Records provided:

——

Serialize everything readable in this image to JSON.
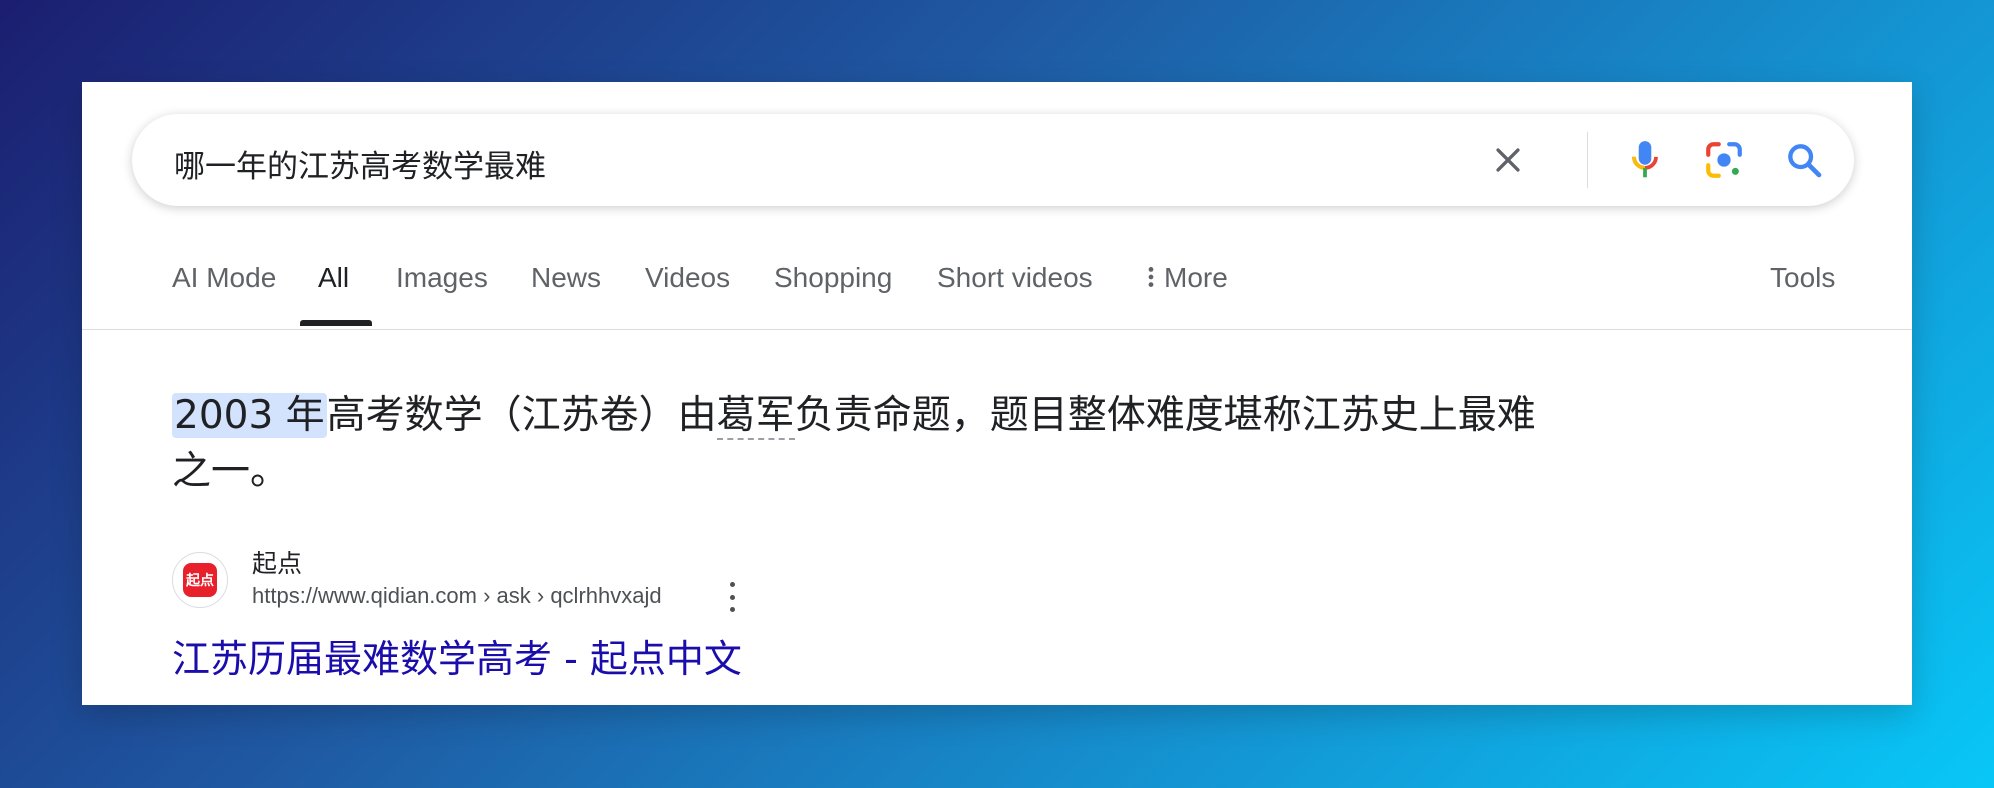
{
  "search": {
    "query": "哪一年的江苏高考数学最难",
    "clear_icon": "close-icon",
    "voice_icon": "microphone-icon",
    "lens_icon": "camera-lens-icon",
    "search_icon": "search-icon"
  },
  "tabs": [
    {
      "label": "AI Mode",
      "active": false
    },
    {
      "label": "All",
      "active": true
    },
    {
      "label": "Images",
      "active": false
    },
    {
      "label": "News",
      "active": false
    },
    {
      "label": "Videos",
      "active": false
    },
    {
      "label": "Shopping",
      "active": false
    },
    {
      "label": "Short videos",
      "active": false
    },
    {
      "label": "More",
      "active": false
    }
  ],
  "tools_label": "Tools",
  "answer": {
    "highlight": "2003 年",
    "part1": "高考数学（江苏卷）由",
    "dotted_term": "葛军",
    "part2": "负责命题，题目整体难度堪称江苏史上最难之一。"
  },
  "result": {
    "favicon_text": "起点",
    "site_name": "起点",
    "url": "https://www.qidian.com › ask › qclrhhvxajd",
    "title": "江苏历届最难数学高考 - 起点中文"
  },
  "colors": {
    "accent_blue": "#4285f4",
    "link": "#1a0dab",
    "highlight_bg": "#d3e3fd",
    "favicon_red": "#e8202c"
  }
}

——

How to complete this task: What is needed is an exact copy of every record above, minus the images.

Answer for this exercise:
Serialize everything readable in this image to JSON.
{
  "search": {
    "query": "哪一年的江苏高考数学最难",
    "clear_icon": "close-icon",
    "voice_icon": "microphone-icon",
    "lens_icon": "camera-lens-icon",
    "search_icon": "search-icon"
  },
  "tabs": [
    {
      "label": "AI Mode",
      "active": false
    },
    {
      "label": "All",
      "active": true
    },
    {
      "label": "Images",
      "active": false
    },
    {
      "label": "News",
      "active": false
    },
    {
      "label": "Videos",
      "active": false
    },
    {
      "label": "Shopping",
      "active": false
    },
    {
      "label": "Short videos",
      "active": false
    },
    {
      "label": "More",
      "active": false
    }
  ],
  "tools_label": "Tools",
  "answer": {
    "highlight": "2003 年",
    "part1": "高考数学（江苏卷）由",
    "dotted_term": "葛军",
    "part2": "负责命题，题目整体难度堪称江苏史上最难之一。"
  },
  "result": {
    "favicon_text": "起点",
    "site_name": "起点",
    "url": "https://www.qidian.com › ask › qclrhhvxajd",
    "title": "江苏历届最难数学高考 - 起点中文"
  },
  "colors": {
    "accent_blue": "#4285f4",
    "link": "#1a0dab",
    "highlight_bg": "#d3e3fd",
    "favicon_red": "#e8202c"
  }
}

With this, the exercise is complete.